2. Fragment of a Relief with a Human-headed Winged Genius before the Sacred Tree, 883–859 BCE. Gypsum alabaster, 75.6 × 70.5 cm. From Assyria. Says the gallery, this work “no longer fall[s] under our collection mandate and we do not have comparable examples to provide context. As a result, [it] ha[s] not been displayed at the Gallery for decades. Canadian museums have important examples of all these objects.” The gallery is selling this object.

3. Fragment of a Relief with Two Soldiers, 883–859 BCE. Gypsum alabaster; 41.9 × 53.3 cm. From Assyria. Says the gallery, this work “no longer fall[s] under our collection mandate and we do not have comparable examples to provide context. As a result, [it] ha[s] not been displayed at the Gallery for decades. Canadian museums have important examples of all these objects.” The gallery is selling this object.

4. John Watson Gordon, George Ramsay, 9th Earl of Dalhousie, 1829. Oil on canvas, 245.7 × 156 cm. Says the gallery, “Lord Dalhousie served as Lieutenant Governor of Nova Scotia in 1816, then served as Governor-in-chief of British North America in 1820–1828. We have rarely displayed the painting, so have offered it to Library and Archives Canada.”

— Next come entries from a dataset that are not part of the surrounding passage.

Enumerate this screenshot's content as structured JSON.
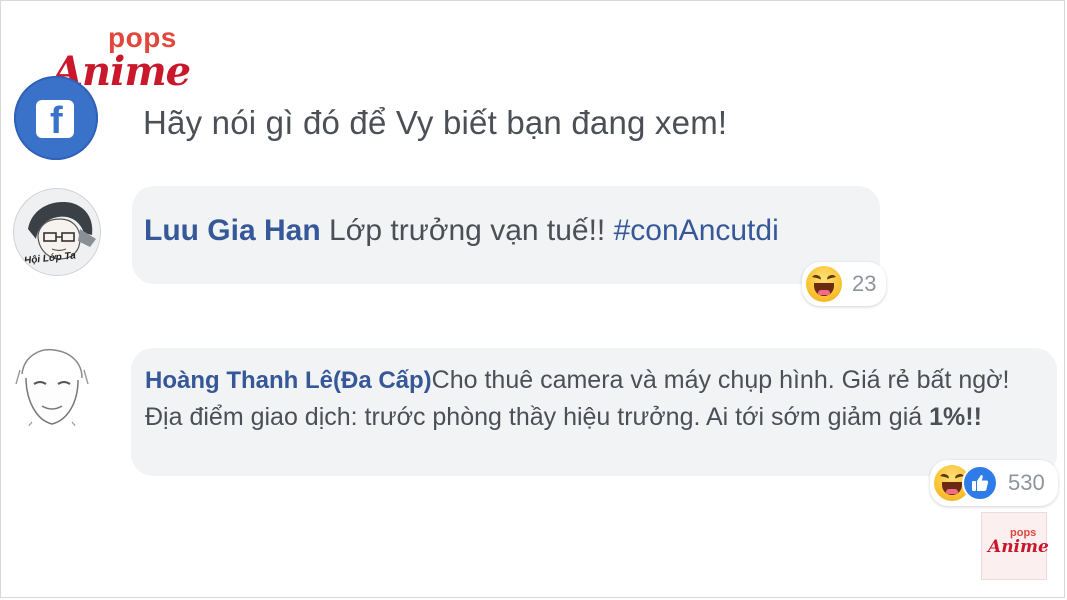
{
  "logo": {
    "top_word": "pops",
    "main_word": "Anime"
  },
  "prompt": {
    "icon": "facebook-icon",
    "text": "Hãy nói gì đó để Vy biết bạn đang xem!"
  },
  "comments": [
    {
      "author": "Luu Gia Han",
      "text": "Lớp trưởng vạn tuế!!",
      "hashtag": "#conAncutdi",
      "avatar_icon": "sketch-portrait-avatar",
      "avatar_caption": "Hội Lớp Ta",
      "reactions": {
        "icons": [
          "haha-icon"
        ],
        "count": "23"
      }
    },
    {
      "author": "Hoàng Thanh Lê(Đa Cấp)",
      "text": "Cho thuê camera và máy chụp hình. Giá rẻ bất ngờ! Địa điểm giao dịch: trước phòng thầy hiệu trưởng. Ai tới sớm giảm giá ",
      "text_bold": "1%!!",
      "avatar_icon": "sketch-old-man-avatar",
      "reactions": {
        "icons": [
          "haha-icon",
          "like-icon"
        ],
        "count": "530"
      }
    }
  ],
  "watermark": {
    "top_word": "pops",
    "main_word": "Anime"
  },
  "colors": {
    "author": "#365899",
    "bubble": "#f2f3f5",
    "facebook_blue": "#3b72c9",
    "logo_red": "#c9172b"
  }
}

5. James Green, John Arthur Roebuck, 1833. Oil on canvas, 77.0 × 63.5 cm. Says the gallery: “Roebuck spent part of his youth in Upper Canada, before emigrating to Britain, where he later served as a Member of Parliament. We have offered the painting to Library and Archives Canada, which holds an important collection of Roebuck’s manuscripts and is the right home for the work.”

6. George Koberwein after a work by Frederick Richard Say, Charles Theophilus, Lord Metcalfe, original 1843, copy ca. 1859–1876. Oil on canvas, 206.0 × 139.0 cm. Says the gallery, “Lord Metcalfe was Governor-in-chief of the Province of Canada during 1843–1845. This is a copy of another portrait, not an original work of art, and we have never shown it at the Gallery. We have offered this work to Library and Archives Canada.”

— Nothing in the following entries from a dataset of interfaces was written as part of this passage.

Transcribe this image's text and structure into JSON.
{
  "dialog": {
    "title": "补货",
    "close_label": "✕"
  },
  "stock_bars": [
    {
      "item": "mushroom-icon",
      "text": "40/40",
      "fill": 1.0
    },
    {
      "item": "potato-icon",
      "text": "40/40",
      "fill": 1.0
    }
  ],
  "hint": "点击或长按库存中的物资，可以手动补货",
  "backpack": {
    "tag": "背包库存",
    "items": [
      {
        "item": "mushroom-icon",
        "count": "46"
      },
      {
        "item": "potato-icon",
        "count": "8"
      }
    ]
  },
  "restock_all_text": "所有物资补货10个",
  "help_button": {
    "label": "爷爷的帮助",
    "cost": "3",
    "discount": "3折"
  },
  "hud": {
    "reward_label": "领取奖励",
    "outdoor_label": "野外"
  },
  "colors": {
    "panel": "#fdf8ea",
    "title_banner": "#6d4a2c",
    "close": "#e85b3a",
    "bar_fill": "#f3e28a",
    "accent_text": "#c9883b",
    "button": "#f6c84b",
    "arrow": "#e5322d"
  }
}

7. Edward Francis Toone Theed after a work by Alexander Munro, 5th Duke of Newcastle, original 1864, copy 1887. Marble; 84.0 cm high. The gallery states, “The 5th Duke of Newcastle served in various capacities in the British government. This bust is a copy, not an original work of art; we have shown it only once in all its years at the National Gallery of Canada. The bust was originally given to the Library of Parliament, and we have offered to return it to its proper home.”

8. HM Queen Mary, Queen Mary’s Carpet, 1941–1950. Gros point embroidery in wool on cotton canvas, 310.0 × 207.0 cm. Says the gallery, “The Gallery has preserved and studied the work, displayed it periodically, and lent it to other institutions for exhibition. Regrettably, the Gallery cannot offer a meaningful context for the work and thus opportunities for future public presentation are rare. We are in discussions to find a more suitable home for the embroidered carpet.”

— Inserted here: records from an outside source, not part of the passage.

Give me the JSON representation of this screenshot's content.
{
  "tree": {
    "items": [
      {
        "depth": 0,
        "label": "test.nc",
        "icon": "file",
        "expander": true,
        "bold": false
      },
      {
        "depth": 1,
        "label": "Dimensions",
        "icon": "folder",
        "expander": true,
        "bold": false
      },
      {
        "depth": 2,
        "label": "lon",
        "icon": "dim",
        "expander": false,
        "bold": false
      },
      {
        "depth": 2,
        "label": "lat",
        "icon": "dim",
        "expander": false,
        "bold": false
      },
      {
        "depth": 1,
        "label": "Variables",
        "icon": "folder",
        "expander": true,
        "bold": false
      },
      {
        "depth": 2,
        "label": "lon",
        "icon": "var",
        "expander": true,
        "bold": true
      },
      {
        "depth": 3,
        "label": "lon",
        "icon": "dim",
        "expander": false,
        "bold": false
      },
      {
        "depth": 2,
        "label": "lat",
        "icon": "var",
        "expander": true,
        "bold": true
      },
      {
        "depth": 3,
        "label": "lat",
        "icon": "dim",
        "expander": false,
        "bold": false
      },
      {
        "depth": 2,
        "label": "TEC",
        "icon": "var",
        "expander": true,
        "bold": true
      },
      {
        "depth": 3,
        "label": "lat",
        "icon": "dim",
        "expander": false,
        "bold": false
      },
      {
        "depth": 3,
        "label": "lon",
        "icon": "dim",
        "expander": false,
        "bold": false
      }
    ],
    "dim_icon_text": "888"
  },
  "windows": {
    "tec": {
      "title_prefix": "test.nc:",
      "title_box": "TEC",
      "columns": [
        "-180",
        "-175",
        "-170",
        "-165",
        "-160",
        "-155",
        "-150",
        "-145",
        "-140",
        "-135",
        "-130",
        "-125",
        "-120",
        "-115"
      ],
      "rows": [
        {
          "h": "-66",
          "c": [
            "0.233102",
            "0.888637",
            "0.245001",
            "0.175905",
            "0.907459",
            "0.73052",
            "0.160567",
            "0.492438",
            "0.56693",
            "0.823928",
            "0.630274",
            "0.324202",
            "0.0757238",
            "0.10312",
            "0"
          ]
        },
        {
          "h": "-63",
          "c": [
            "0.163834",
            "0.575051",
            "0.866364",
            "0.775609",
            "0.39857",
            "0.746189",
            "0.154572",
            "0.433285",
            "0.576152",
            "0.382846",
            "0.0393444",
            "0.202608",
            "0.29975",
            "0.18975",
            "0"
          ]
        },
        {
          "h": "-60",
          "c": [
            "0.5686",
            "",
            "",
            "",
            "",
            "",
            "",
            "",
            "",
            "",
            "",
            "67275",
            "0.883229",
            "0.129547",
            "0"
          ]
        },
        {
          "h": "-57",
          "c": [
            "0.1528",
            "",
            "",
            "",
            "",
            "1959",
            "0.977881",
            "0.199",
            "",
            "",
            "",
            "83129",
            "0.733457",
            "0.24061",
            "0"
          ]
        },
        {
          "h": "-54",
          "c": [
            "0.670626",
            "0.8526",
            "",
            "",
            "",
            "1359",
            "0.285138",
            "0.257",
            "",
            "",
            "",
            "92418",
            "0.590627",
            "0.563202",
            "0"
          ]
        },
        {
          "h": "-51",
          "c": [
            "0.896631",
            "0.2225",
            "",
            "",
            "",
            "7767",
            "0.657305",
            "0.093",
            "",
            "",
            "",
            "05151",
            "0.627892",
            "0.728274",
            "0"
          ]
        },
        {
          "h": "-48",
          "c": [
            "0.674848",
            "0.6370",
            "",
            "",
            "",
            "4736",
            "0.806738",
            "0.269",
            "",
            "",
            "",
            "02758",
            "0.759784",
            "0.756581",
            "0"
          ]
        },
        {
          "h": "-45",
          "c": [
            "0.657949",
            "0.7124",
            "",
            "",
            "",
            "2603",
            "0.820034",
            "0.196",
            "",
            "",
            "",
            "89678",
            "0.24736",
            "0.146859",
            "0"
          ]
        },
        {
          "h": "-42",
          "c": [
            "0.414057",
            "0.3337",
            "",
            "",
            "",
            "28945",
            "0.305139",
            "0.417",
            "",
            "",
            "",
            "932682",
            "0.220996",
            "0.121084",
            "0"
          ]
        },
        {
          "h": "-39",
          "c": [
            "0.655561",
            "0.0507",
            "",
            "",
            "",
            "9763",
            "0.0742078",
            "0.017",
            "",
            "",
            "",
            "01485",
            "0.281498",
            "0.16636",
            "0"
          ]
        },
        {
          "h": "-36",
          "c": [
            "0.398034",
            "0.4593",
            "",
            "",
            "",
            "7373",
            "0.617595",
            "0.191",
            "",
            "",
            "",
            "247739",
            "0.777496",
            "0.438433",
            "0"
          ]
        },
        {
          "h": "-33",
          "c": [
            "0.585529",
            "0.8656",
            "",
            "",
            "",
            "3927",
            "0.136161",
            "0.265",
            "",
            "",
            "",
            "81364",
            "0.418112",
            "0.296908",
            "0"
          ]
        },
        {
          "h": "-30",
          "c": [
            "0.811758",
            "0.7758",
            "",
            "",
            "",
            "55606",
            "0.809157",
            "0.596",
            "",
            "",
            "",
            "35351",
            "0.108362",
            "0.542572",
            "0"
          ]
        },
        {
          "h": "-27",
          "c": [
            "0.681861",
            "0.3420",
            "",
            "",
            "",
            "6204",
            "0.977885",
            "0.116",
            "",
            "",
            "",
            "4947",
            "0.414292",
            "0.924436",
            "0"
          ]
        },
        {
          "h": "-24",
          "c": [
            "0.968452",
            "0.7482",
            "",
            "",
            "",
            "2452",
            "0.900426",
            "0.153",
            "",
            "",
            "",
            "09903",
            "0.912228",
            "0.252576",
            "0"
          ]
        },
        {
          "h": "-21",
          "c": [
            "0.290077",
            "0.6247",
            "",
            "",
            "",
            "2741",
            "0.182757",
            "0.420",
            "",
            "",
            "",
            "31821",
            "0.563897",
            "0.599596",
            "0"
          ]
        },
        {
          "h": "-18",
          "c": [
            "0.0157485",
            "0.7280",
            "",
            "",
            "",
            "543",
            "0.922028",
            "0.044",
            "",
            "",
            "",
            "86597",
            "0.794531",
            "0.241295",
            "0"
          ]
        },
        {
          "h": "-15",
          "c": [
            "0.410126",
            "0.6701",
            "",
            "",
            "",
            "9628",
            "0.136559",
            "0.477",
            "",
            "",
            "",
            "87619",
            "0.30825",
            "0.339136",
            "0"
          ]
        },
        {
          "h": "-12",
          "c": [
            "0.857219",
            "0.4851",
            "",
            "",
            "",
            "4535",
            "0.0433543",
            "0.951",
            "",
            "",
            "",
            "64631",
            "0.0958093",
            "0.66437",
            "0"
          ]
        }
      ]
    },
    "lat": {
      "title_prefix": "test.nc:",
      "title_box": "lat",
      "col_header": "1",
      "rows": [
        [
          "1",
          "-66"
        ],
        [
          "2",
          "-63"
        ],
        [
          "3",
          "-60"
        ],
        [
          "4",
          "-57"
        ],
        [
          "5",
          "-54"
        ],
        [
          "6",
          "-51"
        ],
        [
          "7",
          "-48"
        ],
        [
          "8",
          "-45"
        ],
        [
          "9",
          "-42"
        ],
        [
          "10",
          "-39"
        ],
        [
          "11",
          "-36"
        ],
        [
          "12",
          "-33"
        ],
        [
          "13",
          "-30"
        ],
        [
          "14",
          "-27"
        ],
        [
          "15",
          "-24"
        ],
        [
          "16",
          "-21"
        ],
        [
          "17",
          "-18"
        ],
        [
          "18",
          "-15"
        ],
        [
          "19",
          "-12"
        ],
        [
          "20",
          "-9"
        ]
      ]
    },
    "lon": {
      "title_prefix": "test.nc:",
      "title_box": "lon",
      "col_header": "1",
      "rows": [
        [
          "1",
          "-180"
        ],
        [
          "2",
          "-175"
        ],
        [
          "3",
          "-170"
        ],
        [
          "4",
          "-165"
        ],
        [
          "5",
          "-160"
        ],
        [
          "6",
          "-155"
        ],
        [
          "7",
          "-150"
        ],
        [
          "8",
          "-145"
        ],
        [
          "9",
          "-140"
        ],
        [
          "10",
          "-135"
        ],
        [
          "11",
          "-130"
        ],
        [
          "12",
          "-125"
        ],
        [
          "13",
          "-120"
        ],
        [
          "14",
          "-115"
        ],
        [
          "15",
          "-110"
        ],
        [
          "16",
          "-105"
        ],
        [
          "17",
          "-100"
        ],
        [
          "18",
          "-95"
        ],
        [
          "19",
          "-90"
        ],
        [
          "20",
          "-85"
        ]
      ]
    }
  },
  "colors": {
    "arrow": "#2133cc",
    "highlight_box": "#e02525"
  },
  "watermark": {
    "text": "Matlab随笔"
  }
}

Leah Sandals

Leah Sandals is news and special sections editor at Canadian Art. A graduate of NSCAD University and McGill University, she has also written for the Toronto Star, National Post and Globe and Mail. She welcomes tips, corrections and comments anytime at leah@canadianart.ca.